But the process showed signs of improvement in 2012. Sales which previously might have taken 6-9 months to complete, now took as little as 60-90 days. Lenders improved their processes and added qualified staff, while real estate agents and brokers developed expertise in the short sale process.
More good news is on the horizon. Effective February 1st, new guidelines for the government’s HAFA (Home Affordable Foreclosure Alternatives) program should make short sale efforts even easier.
The changes to the program are designed to help expedite the process by removing some of the hurdles that existed – removing some of the burdens on the participants in the transaction, and standardizing both the paperwork and the approach for all short sales on all loans held by the GSEs (Fannie Mae and Freddie Mac).
Among the more notable changes to the program:
- The time frame for making a decision to offer a short sale has been reduced from 45 to 30 days.

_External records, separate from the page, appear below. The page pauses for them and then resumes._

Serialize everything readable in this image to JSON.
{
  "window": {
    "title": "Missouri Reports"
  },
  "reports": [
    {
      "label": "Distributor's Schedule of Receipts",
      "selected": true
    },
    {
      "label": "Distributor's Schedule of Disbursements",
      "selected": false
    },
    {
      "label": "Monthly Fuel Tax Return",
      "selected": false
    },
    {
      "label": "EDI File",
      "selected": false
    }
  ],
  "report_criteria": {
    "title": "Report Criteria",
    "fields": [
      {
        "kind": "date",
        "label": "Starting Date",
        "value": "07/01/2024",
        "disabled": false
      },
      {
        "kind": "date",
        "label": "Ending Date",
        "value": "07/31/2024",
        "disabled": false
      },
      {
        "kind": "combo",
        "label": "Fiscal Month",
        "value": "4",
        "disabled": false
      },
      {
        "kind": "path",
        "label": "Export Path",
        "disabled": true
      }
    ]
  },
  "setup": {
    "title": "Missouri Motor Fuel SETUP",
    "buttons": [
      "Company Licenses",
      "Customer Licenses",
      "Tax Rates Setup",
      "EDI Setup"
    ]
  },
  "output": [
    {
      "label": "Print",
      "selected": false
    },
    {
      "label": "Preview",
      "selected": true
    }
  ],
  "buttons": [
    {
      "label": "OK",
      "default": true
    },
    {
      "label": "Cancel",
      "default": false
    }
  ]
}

- The amount of reimbursement for second lien holders has been increased from $1 for every $3 owed, to $2 for every $3 owed, with a cap of $5,000. This is a potential increase of $3,000 to help solve one of the biggest problems in getting short sales approved.
- Resale prohibitions have been relaxed. Previously, a home bought via short sale couldn’t be sold for 90 days. Now the hold period is only 30 days, or 90 days if the sales price is greater than 120% of the short sale price.
- The GSEs have aligned their programs and formalized a number of items, including the encouragement of pre-approved sales, defined timelines, prohibition against foreclosures if there is a short sale approval or pending transaction, the release of liability for borrowers with a hardship, and relocation assistance.
- Three Treasury Department forms are being replaced with a new, simpler short sale notice (SSN) form that doesn’t require borrower or agent signatures.
- GSE pre-determined hardship standards (90+ days delinquent and a FICO score below 620) are being adopted across the board, and borrowers with this status can simply sign their hardship affidavit at closing.
All of these changes promise to help accelerate the number of short sales in 2013, so make sure you’re prepared to participate in this growing part of the market!
Note: The article originally appeared in RIS Media Real Estate Magazine, Feb 2013 edition page 35 and later appeared online at : http://rismedia.com/2013-02-28/shortening-the-path-to-more-successful-short-sales/